Don’t Avoid It or Step Around It

When the pressure is on and stress levels are high, it can be tempting to avoid conflict or step around it. It’s easy to convince yourself that it will work itself out, but inaction is an action. By not doing anything to address the conflict you are sending a message to your team that you are okay with it. Not only is this horrible for morale, but whatever conflict you are avoiding will only get worse over time. By establishing a routine of addressing issues promptly, you will create a sense of authority in the office that will significantly decrease the chance of more conflict in the future.

Taking a Step Back

Addressing conflict quickly, before it escalates into a bigger problem is certainly important, but leaders need to be prepared before they can address these situations. Sometimes it’s important to give your people some time cool down and think before addressing the conflict. Other times you may need to step back because you notice you aren’t feeling grounded enough to deal with the situation in the moment. Regardless of the reason, you need to be prepared to face the conflict before jumping in to deal with it. If you want to be successful, make sure you ask yourself the following questions before approaching your team.

  • Am I feeling grounded?
  • How can I help diffuse the conflict in a constructive way?
  • Have I tried putting the other persons shoes on?
  • How can I tell a story to help diffuse the conflict?

Another great way to ensure you are prepared to address conflict with your teams is to work through your plan with the help of an executive coach. In fact, one of the most common focuses for executive coaching programs is conflict resolution. Talking through the conflict with the help of a third party can be extremely beneficial for getting an outside perspective on the situation and can help you learn new strategies to use with your people.

At the end of the day, conflicts in the workplace are something you are going to have to deal with regularly as a leader. To handle conflict effectively you need you need to find a balance between addressing the issue quickly and taking a step back to prepare yourself.
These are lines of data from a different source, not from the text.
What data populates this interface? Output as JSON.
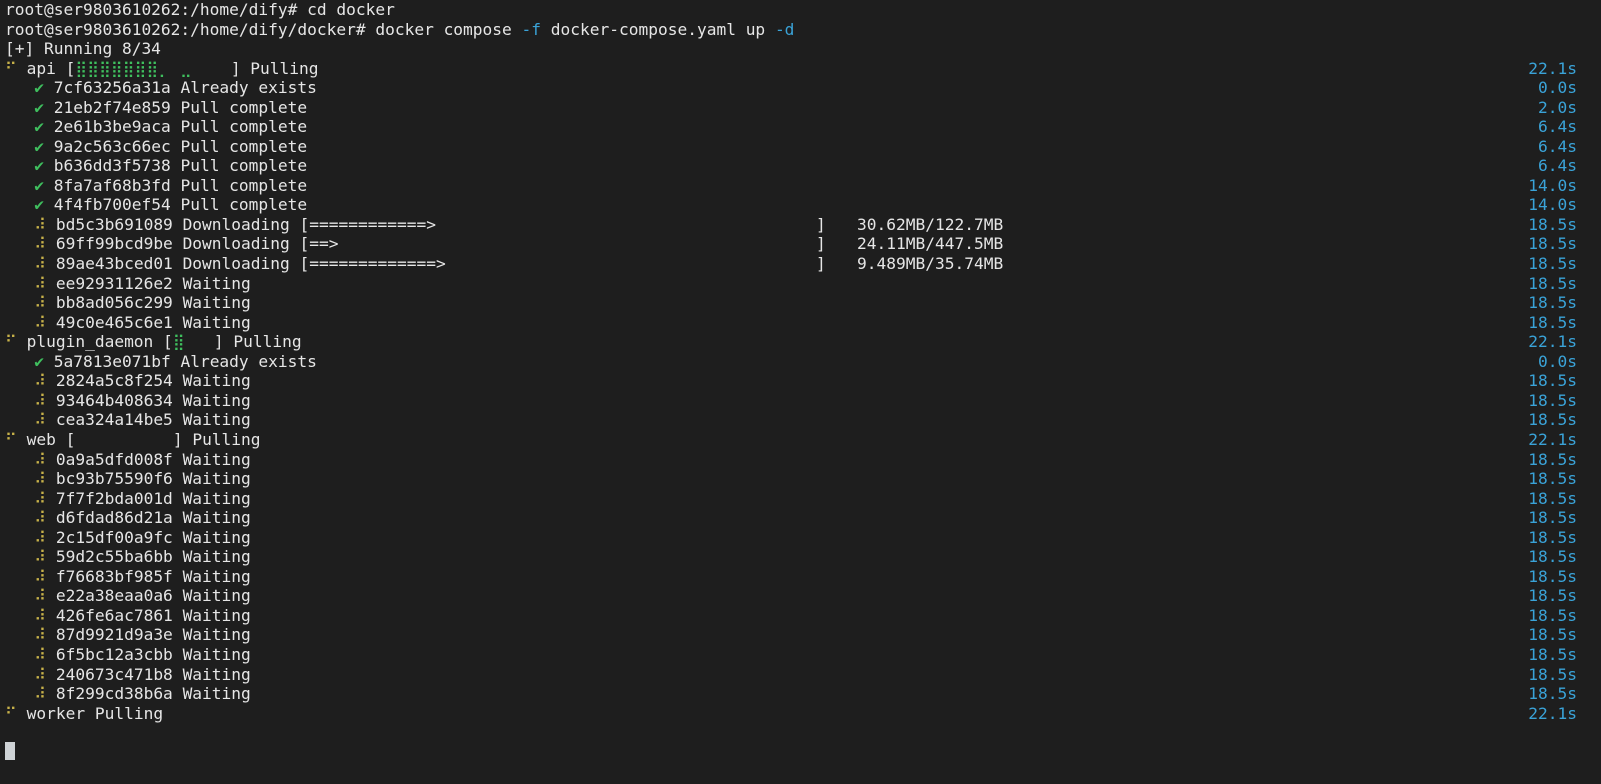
{
  "terminal": {
    "prompt1": "root@ser9803610262:/home/dify# ",
    "cmd1": "cd docker",
    "prompt2": "root@ser9803610262:/home/dify/docker# ",
    "cmd2a": "docker compose ",
    "flag_f": "-f",
    "cmd2b": " docker-compose.yaml up ",
    "flag_d": "-d",
    "running": "[+] Running 8/34"
  },
  "groups": {
    "api": {
      "icon": "⠋",
      "name": "api",
      "bar_open": " [",
      "bar_fill": "⣿⣿⣿⣿⣿⣿⣿⡀",
      "bar_tail": " ⣀    ",
      "bar_close": "] Pulling",
      "time": "22.1s"
    },
    "plugin_daemon": {
      "icon": "⠋",
      "name": "plugin_daemon",
      "bar_open": " [",
      "bar_fill": "⣿",
      "bar_tail": "   ",
      "bar_close": "] Pulling",
      "time": "22.1s"
    },
    "web": {
      "icon": "⠋",
      "name": "web",
      "bar_open": " [",
      "bar_fill": "",
      "bar_tail": "          ",
      "bar_close": "] Pulling",
      "time": "22.1s"
    },
    "worker": {
      "icon": "⠋",
      "name": "worker",
      "status": " Pulling",
      "time": "22.1s"
    }
  },
  "api_layers": [
    {
      "icon": "✔",
      "id": "7cf63256a31a",
      "status": "Already exists",
      "time": "0.0s"
    },
    {
      "icon": "✔",
      "id": "21eb2f74e859",
      "status": "Pull complete",
      "time": "2.0s"
    },
    {
      "icon": "✔",
      "id": "2e61b3be9aca",
      "status": "Pull complete",
      "time": "6.4s"
    },
    {
      "icon": "✔",
      "id": "9a2c563c66ec",
      "status": "Pull complete",
      "time": "6.4s"
    },
    {
      "icon": "✔",
      "id": "b636dd3f5738",
      "status": "Pull complete",
      "time": "6.4s"
    },
    {
      "icon": "✔",
      "id": "8fa7af68b3fd",
      "status": "Pull complete",
      "time": "14.0s"
    },
    {
      "icon": "✔",
      "id": "4f4fb700ef54",
      "status": "Pull complete",
      "time": "14.0s"
    },
    {
      "icon": "⠼",
      "id": "bd5c3b691089",
      "status": "Downloading [============>                                       ]",
      "size": "30.62MB/122.7MB",
      "time": "18.5s"
    },
    {
      "icon": "⠼",
      "id": "69ff99bcd9be",
      "status": "Downloading [==>                                                 ]",
      "size": "24.11MB/447.5MB",
      "time": "18.5s"
    },
    {
      "icon": "⠼",
      "id": "89ae43bced01",
      "status": "Downloading [=============>                                      ]",
      "size": "9.489MB/35.74MB",
      "time": "18.5s"
    },
    {
      "icon": "⠼",
      "id": "ee92931126e2",
      "status": "Waiting",
      "time": "18.5s"
    },
    {
      "icon": "⠼",
      "id": "bb8ad056c299",
      "status": "Waiting",
      "time": "18.5s"
    },
    {
      "icon": "⠼",
      "id": "49c0e465c6e1",
      "status": "Waiting",
      "time": "18.5s"
    }
  ],
  "plugin_layers": [
    {
      "icon": "✔",
      "id": "5a7813e071bf",
      "status": "Already exists",
      "time": "0.0s"
    },
    {
      "icon": "⠼",
      "id": "2824a5c8f254",
      "status": "Waiting",
      "time": "18.5s"
    },
    {
      "icon": "⠼",
      "id": "93464b408634",
      "status": "Waiting",
      "time": "18.5s"
    },
    {
      "icon": "⠼",
      "id": "cea324a14be5",
      "status": "Waiting",
      "time": "18.5s"
    }
  ],
  "web_layers": [
    {
      "icon": "⠼",
      "id": "0a9a5dfd008f",
      "status": "Waiting",
      "time": "18.5s"
    },
    {
      "icon": "⠼",
      "id": "bc93b75590f6",
      "status": "Waiting",
      "time": "18.5s"
    },
    {
      "icon": "⠼",
      "id": "7f7f2bda001d",
      "status": "Waiting",
      "time": "18.5s"
    },
    {
      "icon": "⠼",
      "id": "d6fdad86d21a",
      "status": "Waiting",
      "time": "18.5s"
    },
    {
      "icon": "⠼",
      "id": "2c15df00a9fc",
      "status": "Waiting",
      "time": "18.5s"
    },
    {
      "icon": "⠼",
      "id": "59d2c55ba6bb",
      "status": "Waiting",
      "time": "18.5s"
    },
    {
      "icon": "⠼",
      "id": "f76683bf985f",
      "status": "Waiting",
      "time": "18.5s"
    },
    {
      "icon": "⠼",
      "id": "e22a38eaa0a6",
      "status": "Waiting",
      "time": "18.5s"
    },
    {
      "icon": "⠼",
      "id": "426fe6ac7861",
      "status": "Waiting",
      "time": "18.5s"
    },
    {
      "icon": "⠼",
      "id": "87d9921d9a3e",
      "status": "Waiting",
      "time": "18.5s"
    },
    {
      "icon": "⠼",
      "id": "6f5bc12a3cbb",
      "status": "Waiting",
      "time": "18.5s"
    },
    {
      "icon": "⠼",
      "id": "240673c471b8",
      "status": "Waiting",
      "time": "18.5s"
    },
    {
      "icon": "⠼",
      "id": "8f299cd38b6a",
      "status": "Waiting",
      "time": "18.5s"
    }
  ],
  "theme": {
    "background": "#1e1e1e",
    "text": "#e6e6e6",
    "time_color": "#3aa3d8",
    "check_color": "#3fbf5e",
    "spinner_color": "#c8b24a",
    "flag_color": "#3aa3d8",
    "cursor_color": "#cfd3d6"
  }
}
Don’t forget to ask yourself the 4 key questions we mentioned in the article. We hope you found this article helpful.